The guidelines come at a time when the industry is paying ever more attention to their environmental impact. In August, Water Witness International (WWI), a U.K.-based organization focused on sustainable water resource management, found extreme water pollution in certain African countries that support the global fashion supply chain. Waterways in top sourcing countries such as Ethiopia, Lesotho, Madagascar, Mauritius and Tanzania had a pH of 12—the same as household bleach—as well as high levels of carcinogenic chemicals. In other areas, water was visibly polluted with blue dye from denim production. The polluted runoff is a threat to the local communities’ health and crops that are irrigated with the water, and contact with the pollution also results in skin burns and disease.

According to Jimmy Summers, vice president, environment, health, safety and sustainability chief sustainability officer at Elevate Textiles, more work needs to be done in spreading awareness about the effects of this kind of pollution, and companies must clean up their processes.

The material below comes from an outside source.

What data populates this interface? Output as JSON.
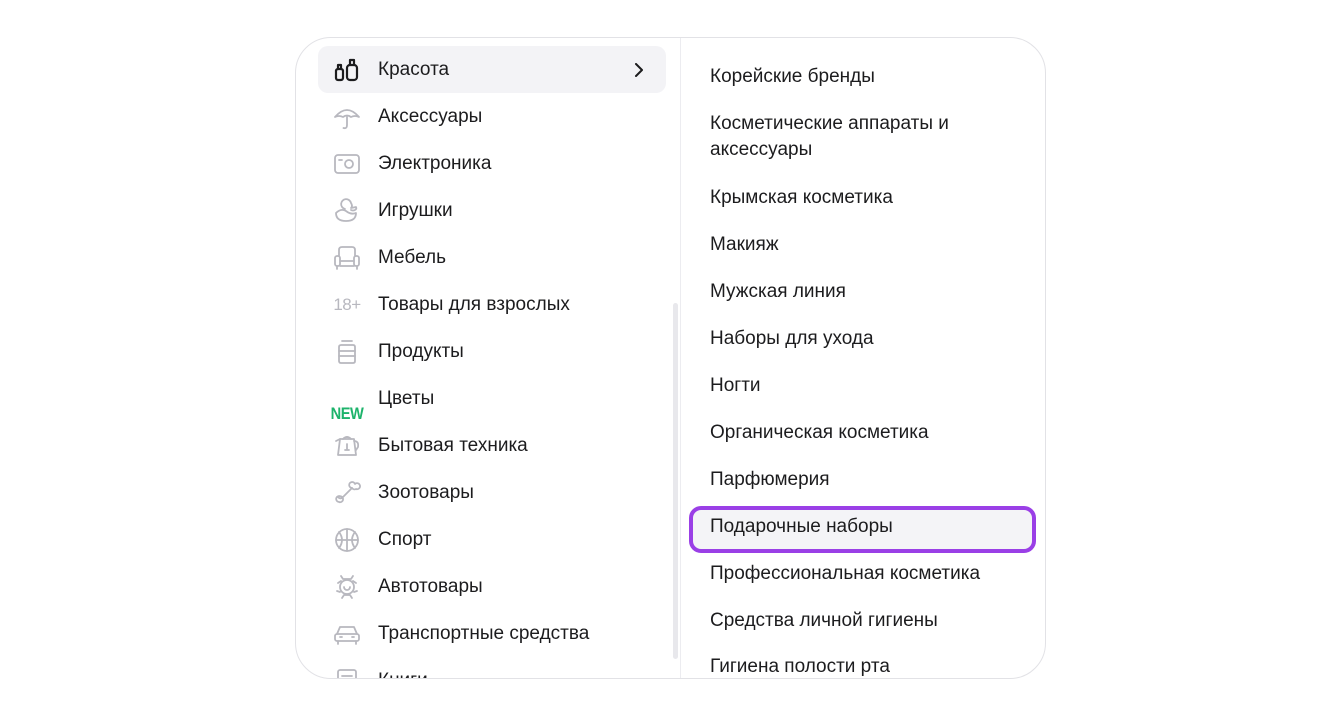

“Metals and compounds found in sludge can be released and cause negative impacts on human health and the environment,” he said. “In too many cases around the world, sludge quality and the impact on the environment is poorly understood. It is crucial for sludge to be tested, properly characterized, handled and disposed of properly, and for this information to be transparent and available for brands and retailers to see.”